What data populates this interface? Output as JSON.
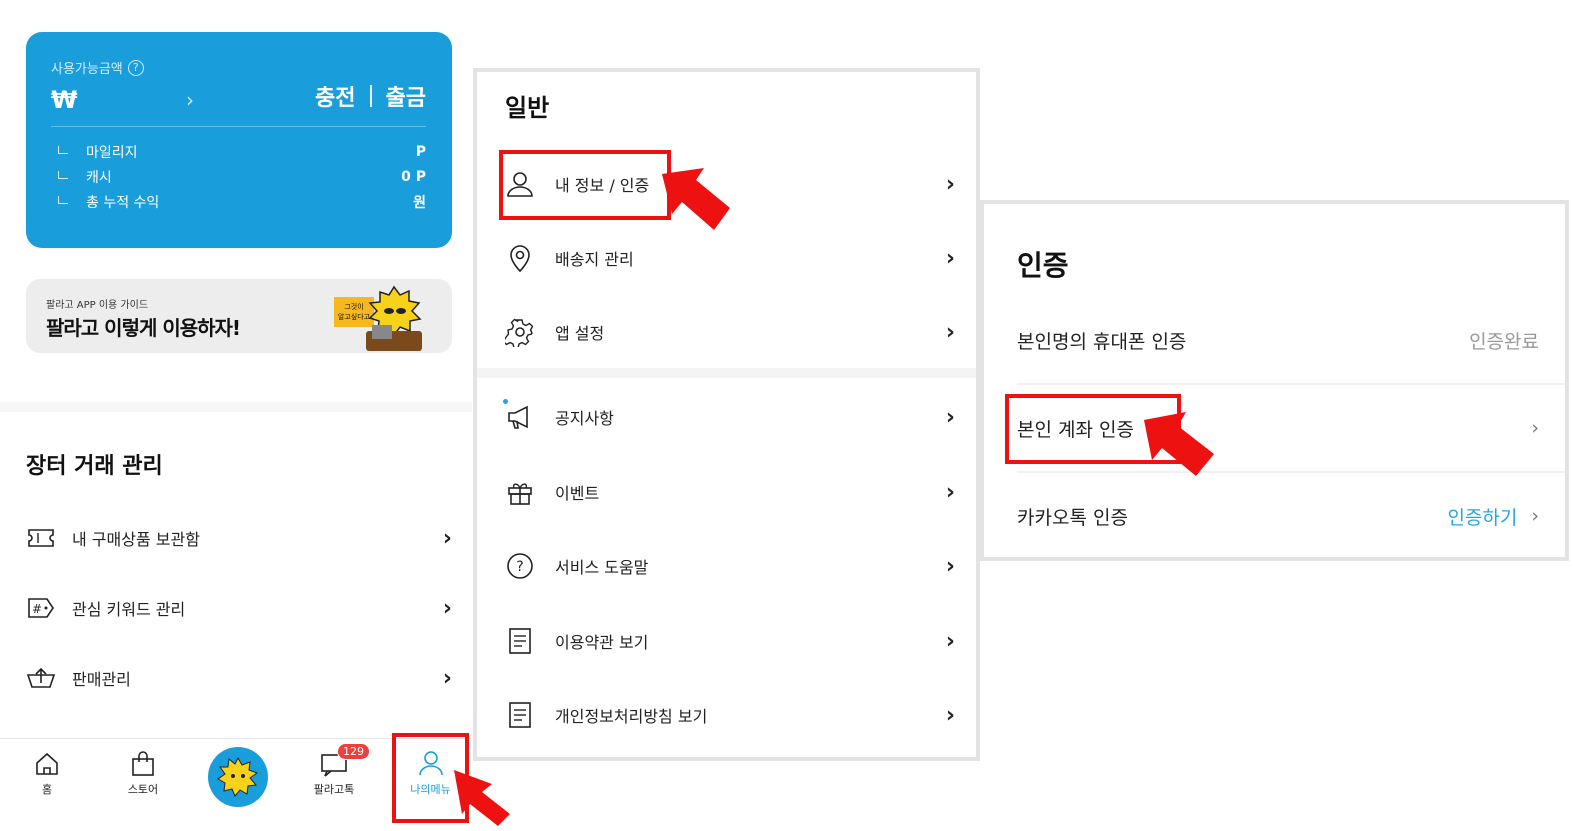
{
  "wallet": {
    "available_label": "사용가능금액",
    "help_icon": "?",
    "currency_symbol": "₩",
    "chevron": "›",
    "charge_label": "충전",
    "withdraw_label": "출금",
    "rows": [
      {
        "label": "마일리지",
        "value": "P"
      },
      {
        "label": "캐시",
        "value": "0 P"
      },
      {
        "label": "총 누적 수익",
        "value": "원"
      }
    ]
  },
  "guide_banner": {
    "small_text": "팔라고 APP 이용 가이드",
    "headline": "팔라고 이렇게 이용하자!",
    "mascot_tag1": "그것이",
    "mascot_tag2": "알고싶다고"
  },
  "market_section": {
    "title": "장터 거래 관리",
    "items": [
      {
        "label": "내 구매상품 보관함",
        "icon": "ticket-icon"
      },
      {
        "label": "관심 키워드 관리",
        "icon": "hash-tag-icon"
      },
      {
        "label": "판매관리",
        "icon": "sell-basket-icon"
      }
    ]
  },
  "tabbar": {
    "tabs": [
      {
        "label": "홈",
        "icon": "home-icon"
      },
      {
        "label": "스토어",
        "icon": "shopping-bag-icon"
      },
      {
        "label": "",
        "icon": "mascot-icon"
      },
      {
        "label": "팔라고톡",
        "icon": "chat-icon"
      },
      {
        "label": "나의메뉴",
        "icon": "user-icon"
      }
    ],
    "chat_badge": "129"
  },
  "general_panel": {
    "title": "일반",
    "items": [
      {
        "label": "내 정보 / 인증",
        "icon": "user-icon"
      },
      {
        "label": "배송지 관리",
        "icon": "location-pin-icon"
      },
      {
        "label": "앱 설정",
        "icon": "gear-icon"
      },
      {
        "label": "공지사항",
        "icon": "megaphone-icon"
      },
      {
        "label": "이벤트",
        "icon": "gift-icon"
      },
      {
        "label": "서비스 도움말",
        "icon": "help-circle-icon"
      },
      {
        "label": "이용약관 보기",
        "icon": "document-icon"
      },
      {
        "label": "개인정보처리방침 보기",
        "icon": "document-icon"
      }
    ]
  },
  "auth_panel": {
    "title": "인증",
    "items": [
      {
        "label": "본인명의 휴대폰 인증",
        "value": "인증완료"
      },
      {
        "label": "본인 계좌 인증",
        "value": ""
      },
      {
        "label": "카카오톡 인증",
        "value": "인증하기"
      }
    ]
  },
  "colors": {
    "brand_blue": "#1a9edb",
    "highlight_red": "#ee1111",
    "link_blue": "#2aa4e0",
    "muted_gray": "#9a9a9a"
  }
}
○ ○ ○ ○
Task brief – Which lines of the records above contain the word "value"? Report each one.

Exercise solution –
        "value": "P"
        "value": "0 P"
        "value": "원"
        "value": "인증완료"
        "value": ""
        "value": "인증하기"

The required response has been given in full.